Image copyright Google Image caption T-shirts. Photographer Adam Piette created the T-shirt in 2015. It has since sold more than 20,000 across Canada
When an 18-year-old Surrey girl ran screaming from her home to call for help, her screams sent police scrambling.
But they couldn’t find the girl as she hid behind the walls of her bedroom and dialed 911 – her dying breath still in a stream of her own blood.
Emergency responders were faced with two options: rescue the dying girl or save her life.
Up to now, in British Columbia they’ve never had access to an EMT training program.
“This person didn’t have the training and, if there were a critical incident, the fire department would not be able to help,” said Sandra Sharp, vice-president of community safety for the city of Surrey.
Something was wrong. The coroner would later rule the girl’s death a homicide.
Two years on, Surrey is getting a new police department. To help address concerns over violence in the area, the city is expanding EMT training to existing police officers, the military and firefighters.
It’s a collaboration with the Canadian Red Cross and live-saving expert Dr Jill Kaiser.
A consultant, Dr Kaiser previously worked in the RCMP and in Calgary, where she investigated a similar case.

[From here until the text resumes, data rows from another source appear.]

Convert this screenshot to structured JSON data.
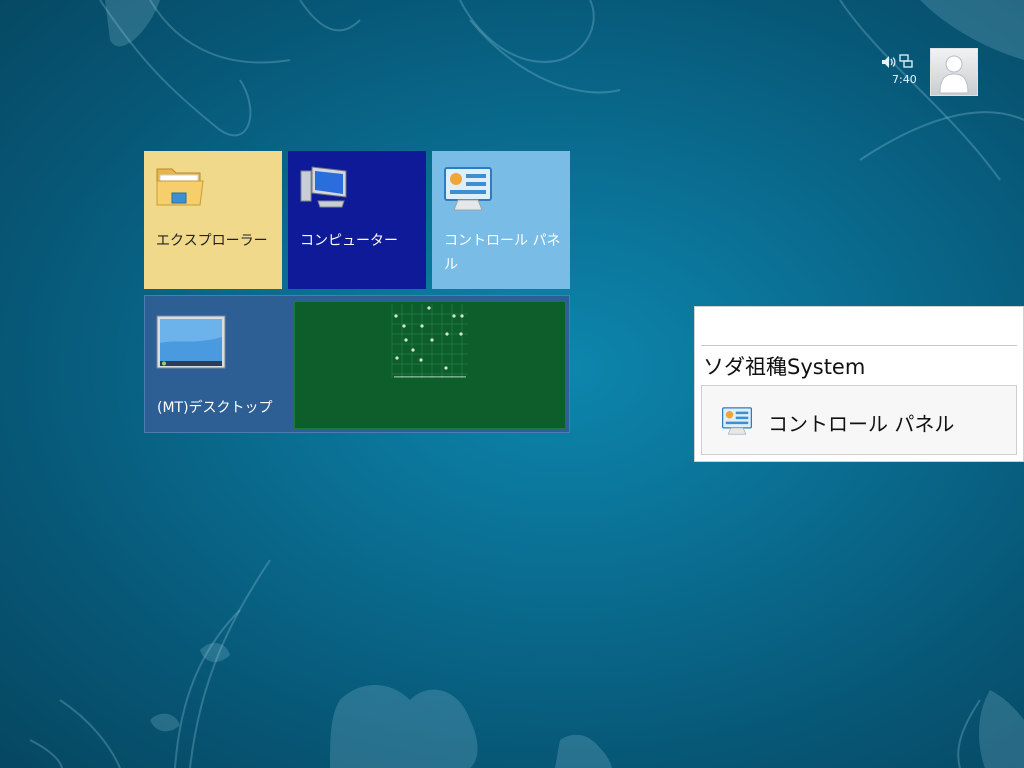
{
  "tray": {
    "clock": "7:40"
  },
  "tiles": [
    {
      "name": "explorer",
      "label": "エクスプローラー"
    },
    {
      "name": "computer",
      "label": "コンピューター"
    },
    {
      "name": "control-panel",
      "label": "コントロール パネル"
    },
    {
      "name": "desktop",
      "label": "(MT)デスクトップ"
    }
  ],
  "popup": {
    "heading": "ソダ祖穐System",
    "item_label": "コントロール パネル"
  },
  "colors": {
    "explorer_tile": "#f0d98a",
    "computer_tile": "#0f1a99",
    "control_panel_tile": "#79bde6",
    "desktop_tile": "#2d5f95",
    "desktop_preview": "#0d5e2b"
  },
  "icons": [
    "speaker-icon",
    "network-icon",
    "user-avatar",
    "folder-icon",
    "computer-icon",
    "control-panel-icon",
    "desktop-icon"
  ]
}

In a flat in Calgary’s Mission District, a 22-year-old woman suffered a violent and unexplained death.
Her three-year-old daughter needed medical attention at the scene and the attacker stayed nearby.
Image copyright TVU Image caption While some people have said Eric Garner’s death was unnecessary, Dr Kaiser believes man do not have to suffer an unnecessary death
In Halifax, a young family found a 26-year-old man unconscious on the street. Outside, bystanders screamed at police to help them.
Once officers arrived, they had to weigh the options of getting him medical assistance or rescinding the call and waiting for a professional team.
In both cases, responders were dealing with more than a drug overdose.
Dr Kaiser believes these cases are more common than most people realise and says first responders are not adequately trained in what they should be doing.
“By calling 911, what that person didn’t know is that this can happen to you,” she says.
In both cases, she argues that good first responders with the right skills were present.
She says health services, drug companies and municipalities are all at fault for not responding faster.
Three weeks ago, Dr Kaiser was involved in an incredible case in York Region in Toronto.
A woman in her 30s collapsed outside a pizza shop and fell into a coma for more than a week.
Tragically, she didn’t live to see the latest medical developments: tubes up her nose and down her throat were no longer needed.
She was able to breathe on her own, but doctors say she may not have made it until they removed the life support.
Image copyright Adam Piette Image caption Adam Piette photographed EMTs in the rescue process and then took the photo to get the right scene
This Saturday, her death is being featured on the front page of the York Region Herald.
Commentators are discussing prevention and sending a message to young people about the dangers of opioids.
Dr Kaiser believes it’s time to change society’s attitude to addiction.
“Heroin and opioid addiction does not discriminate,” she says.
She wants communities to see that these issues are bigger than even police officers and paramedics.
“If we want first responders to do their jobs safely, we need to really have compassion in order to allow them to do their jobs,” she says.
Eric Garner, who died in a New York hospital last August after police put him in a chokehold, became a symbol of how tough the issue of the fatal force police use is.
Dr Kaiser has a solution.
“We need to connect with communities in ways that can help them with very complex issues,” she says.
She says she can take these issues to Washington.
“We need to educate and engage legislators across the country to provide resources and resources that they may not have, for example, for first responders.”